The difference between me as a child and me as an adult is that as an adult, I don’t listen to other voices to validate my own experiences anymore. As a child, I needed that support. Listening, acknowledging, and acting is the very least educators could be doing to help our students of color thrive in our classrooms. So many times, students have shared how dismissive teachers are of their experiences. It takes me right back to my own childhood being told that what I know I experienced was an overreaction, a misunderstanding, or oversensitivity. There are things each of us can do to help our students of color thrive, but it all starts with listening, acknowledging, and acting.

My city has started doing that. We have made some strides forward in the last few years. Our school, which was previously named after a eugenists, was recently renamed, becoming the first school in our city to be named after a female or person of color. My alma mater recently changed its mascot from the Indian to the Bears. Our district created an anti-racism statement and is reevaluating the way it chooses it’s curriculum to ensure it is both reflective of the IBPOC experience while also not traumatizing its IBPOC students with only slavery, abuse, and explotation narratives. There’s talk of looking into hiring practices to bring more IBPOC educators and staff into our school system. So in a lot of ways, we’re moving forward.

However, it’s still raining out there. Has been for a while and probably will be for a while. Even though there are still so many people in our city who loudly deny it, at least now I have the ability to see through that and see the rain for what it is. In my hometown, where I am still just a few miles away from my childhood home and where I bump into someone I know almost everywhere I go, I can see that I’m not the only person here who feels this. There are many others that are here walking through the rain with me. Some are in a downpour. Some are in a drizzle. But no matter the struggle, we are stronger together. We can make sure we have an umbrella if we need it. We can help each other put on our boots to march forward. Most of all, we can help each other to be the sunshine – the loud, passionate, unrelenting sunshine – so we can make brighter skies in this city together.

This blog post is part of the #31DaysIBPOC Blog Series, a month-long movement to feature the voices of indigenous and teachers of color as writers and scholars. Please CLICK HERE to read the previous blog post by Nawal Q Casiano (and be sure to check out the link at the end of each post to catch up on the rest of the blog series).

One thought on “A Walk in the Rain

Leave a Reply

Fill in your details below or click an icon to log in:

WordPress.com Logo

You are commenting using your WordPress.com account.
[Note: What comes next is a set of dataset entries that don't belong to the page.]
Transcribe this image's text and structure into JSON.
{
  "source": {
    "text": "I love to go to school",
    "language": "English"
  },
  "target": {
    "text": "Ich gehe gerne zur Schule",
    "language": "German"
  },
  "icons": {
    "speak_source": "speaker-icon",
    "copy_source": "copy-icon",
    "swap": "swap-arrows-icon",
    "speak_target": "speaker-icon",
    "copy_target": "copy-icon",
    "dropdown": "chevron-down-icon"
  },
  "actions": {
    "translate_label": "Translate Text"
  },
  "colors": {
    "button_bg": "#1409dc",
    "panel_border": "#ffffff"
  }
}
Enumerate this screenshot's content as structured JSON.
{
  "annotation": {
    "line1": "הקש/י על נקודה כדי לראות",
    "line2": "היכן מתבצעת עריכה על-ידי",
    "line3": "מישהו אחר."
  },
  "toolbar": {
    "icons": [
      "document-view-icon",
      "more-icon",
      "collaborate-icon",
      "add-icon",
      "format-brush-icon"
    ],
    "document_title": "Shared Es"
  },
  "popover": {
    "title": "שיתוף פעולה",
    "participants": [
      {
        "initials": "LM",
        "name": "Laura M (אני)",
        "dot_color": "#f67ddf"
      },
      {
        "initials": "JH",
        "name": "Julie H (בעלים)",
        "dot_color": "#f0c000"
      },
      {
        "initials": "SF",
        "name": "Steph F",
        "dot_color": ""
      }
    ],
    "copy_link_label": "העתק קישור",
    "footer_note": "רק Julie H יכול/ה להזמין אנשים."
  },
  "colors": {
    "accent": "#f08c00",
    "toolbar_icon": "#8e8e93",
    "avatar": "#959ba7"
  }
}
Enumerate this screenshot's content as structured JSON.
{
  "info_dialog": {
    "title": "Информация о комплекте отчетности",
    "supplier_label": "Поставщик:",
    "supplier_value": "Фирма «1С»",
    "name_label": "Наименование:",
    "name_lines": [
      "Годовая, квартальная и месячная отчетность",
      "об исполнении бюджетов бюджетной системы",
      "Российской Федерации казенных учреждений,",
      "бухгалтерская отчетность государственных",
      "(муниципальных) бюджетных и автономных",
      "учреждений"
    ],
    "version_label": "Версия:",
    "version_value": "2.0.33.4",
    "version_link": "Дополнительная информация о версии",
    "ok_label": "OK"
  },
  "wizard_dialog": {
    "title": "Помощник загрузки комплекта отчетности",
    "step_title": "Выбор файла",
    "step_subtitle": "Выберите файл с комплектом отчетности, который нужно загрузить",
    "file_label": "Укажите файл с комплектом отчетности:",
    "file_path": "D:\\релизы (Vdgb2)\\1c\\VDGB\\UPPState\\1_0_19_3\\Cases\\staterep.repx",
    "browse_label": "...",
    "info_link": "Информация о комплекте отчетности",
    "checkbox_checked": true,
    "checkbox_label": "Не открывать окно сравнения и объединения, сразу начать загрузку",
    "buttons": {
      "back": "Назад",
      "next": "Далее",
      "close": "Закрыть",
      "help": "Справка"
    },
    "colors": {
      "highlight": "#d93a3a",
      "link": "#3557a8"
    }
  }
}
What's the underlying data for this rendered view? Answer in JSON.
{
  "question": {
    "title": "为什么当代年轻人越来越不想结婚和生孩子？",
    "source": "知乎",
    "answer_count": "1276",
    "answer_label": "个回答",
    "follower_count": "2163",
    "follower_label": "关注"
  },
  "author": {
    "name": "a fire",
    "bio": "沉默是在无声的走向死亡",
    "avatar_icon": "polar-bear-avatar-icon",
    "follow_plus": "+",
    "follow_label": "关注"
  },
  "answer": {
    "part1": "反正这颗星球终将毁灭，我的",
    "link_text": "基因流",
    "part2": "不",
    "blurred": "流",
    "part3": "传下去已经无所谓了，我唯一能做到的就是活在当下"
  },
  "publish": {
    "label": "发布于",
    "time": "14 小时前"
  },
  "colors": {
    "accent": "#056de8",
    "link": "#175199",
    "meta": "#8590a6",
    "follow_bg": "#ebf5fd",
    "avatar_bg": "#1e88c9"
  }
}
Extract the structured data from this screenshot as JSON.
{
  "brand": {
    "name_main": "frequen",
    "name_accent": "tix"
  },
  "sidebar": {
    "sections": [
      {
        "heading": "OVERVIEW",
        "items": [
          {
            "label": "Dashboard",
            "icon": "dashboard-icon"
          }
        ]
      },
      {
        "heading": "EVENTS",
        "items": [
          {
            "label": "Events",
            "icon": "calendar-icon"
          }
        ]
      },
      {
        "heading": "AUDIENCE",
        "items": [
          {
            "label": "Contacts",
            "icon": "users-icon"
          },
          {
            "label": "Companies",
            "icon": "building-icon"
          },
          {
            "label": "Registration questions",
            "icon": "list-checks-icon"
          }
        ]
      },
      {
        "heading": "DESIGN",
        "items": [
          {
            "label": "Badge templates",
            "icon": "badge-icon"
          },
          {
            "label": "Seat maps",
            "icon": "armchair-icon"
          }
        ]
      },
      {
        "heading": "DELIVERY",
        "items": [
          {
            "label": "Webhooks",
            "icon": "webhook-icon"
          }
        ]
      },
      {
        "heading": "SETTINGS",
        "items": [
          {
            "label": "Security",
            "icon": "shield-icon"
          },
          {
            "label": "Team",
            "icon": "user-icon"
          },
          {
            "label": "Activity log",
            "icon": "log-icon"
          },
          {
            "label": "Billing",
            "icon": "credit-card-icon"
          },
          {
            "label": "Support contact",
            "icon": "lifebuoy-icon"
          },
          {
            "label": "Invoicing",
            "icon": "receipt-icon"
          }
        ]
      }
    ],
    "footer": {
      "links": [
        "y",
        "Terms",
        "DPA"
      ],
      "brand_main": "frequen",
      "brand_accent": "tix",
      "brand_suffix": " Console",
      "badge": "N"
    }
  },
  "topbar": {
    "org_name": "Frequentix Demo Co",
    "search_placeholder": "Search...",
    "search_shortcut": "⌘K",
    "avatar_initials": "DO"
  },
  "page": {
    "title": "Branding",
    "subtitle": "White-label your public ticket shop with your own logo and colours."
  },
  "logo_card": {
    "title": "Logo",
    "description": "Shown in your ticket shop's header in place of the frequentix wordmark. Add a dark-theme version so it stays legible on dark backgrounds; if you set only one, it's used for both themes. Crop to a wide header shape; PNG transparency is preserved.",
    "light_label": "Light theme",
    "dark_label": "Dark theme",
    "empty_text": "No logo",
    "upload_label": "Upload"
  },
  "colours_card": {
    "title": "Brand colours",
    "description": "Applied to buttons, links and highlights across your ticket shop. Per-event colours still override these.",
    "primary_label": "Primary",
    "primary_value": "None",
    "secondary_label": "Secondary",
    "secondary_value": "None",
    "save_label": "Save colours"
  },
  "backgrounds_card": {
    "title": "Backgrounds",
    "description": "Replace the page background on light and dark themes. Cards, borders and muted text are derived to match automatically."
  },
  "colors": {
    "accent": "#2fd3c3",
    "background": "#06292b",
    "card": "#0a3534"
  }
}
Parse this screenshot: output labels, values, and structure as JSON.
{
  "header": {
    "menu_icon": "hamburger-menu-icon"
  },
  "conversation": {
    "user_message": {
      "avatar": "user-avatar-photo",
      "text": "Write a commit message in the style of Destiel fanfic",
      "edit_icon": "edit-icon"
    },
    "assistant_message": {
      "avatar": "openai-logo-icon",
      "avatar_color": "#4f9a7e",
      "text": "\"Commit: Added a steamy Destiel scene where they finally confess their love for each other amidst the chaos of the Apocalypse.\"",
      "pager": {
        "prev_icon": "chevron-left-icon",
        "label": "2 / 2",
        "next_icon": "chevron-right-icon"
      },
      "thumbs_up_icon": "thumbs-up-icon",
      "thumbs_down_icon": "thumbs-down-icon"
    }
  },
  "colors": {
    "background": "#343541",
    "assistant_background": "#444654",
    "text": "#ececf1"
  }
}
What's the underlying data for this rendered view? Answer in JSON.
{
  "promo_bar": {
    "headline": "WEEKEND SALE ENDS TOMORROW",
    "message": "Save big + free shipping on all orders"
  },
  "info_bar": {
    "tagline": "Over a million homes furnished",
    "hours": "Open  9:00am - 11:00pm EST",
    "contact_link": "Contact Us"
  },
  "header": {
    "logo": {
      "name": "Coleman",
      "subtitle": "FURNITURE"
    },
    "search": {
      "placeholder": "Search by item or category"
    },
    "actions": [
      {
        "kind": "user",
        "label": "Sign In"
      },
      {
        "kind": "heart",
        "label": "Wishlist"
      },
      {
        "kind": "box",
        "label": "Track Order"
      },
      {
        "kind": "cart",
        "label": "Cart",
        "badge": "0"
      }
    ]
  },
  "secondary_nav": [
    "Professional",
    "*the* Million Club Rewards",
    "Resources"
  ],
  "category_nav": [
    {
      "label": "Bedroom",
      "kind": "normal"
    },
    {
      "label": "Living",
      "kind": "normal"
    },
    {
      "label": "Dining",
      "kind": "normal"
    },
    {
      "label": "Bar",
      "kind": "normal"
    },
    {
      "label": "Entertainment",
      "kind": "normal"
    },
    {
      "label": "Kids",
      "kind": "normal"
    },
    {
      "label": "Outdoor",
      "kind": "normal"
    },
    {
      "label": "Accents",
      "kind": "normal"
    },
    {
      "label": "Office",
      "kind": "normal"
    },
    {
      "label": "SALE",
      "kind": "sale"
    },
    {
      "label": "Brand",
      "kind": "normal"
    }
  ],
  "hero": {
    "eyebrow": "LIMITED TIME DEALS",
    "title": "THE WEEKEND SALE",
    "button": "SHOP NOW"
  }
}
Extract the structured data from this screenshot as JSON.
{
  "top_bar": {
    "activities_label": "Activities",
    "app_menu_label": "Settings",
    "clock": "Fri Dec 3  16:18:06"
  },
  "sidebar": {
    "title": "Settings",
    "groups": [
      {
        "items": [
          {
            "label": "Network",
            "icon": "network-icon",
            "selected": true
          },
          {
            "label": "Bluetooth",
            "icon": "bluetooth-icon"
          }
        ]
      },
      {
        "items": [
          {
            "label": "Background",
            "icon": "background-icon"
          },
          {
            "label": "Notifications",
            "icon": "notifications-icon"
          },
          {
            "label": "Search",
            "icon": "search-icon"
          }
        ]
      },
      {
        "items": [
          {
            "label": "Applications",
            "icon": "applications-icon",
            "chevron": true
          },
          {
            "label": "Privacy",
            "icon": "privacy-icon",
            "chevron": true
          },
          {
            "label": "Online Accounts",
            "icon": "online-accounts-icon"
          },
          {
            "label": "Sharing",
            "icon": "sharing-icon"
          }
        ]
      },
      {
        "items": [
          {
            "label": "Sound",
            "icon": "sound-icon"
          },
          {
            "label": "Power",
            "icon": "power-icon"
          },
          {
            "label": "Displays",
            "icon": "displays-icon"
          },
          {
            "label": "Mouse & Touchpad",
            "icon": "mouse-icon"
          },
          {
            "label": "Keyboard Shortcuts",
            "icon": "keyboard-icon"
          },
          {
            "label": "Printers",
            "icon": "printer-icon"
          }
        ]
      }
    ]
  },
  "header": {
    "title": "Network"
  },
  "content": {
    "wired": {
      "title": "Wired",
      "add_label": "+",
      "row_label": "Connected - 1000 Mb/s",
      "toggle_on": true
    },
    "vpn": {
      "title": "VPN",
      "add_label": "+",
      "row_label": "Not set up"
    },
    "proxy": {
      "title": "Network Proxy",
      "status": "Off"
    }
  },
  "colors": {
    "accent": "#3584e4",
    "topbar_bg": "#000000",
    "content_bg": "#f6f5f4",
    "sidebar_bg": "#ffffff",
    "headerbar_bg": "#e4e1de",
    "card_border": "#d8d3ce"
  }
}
Log Out /  Change )

Twitter picture

You are commenting using your Twitter account. Log Out /  Change )

Facebook photo

You are commenting using your Facebook account. Log Out /  Change )

Connecting to %s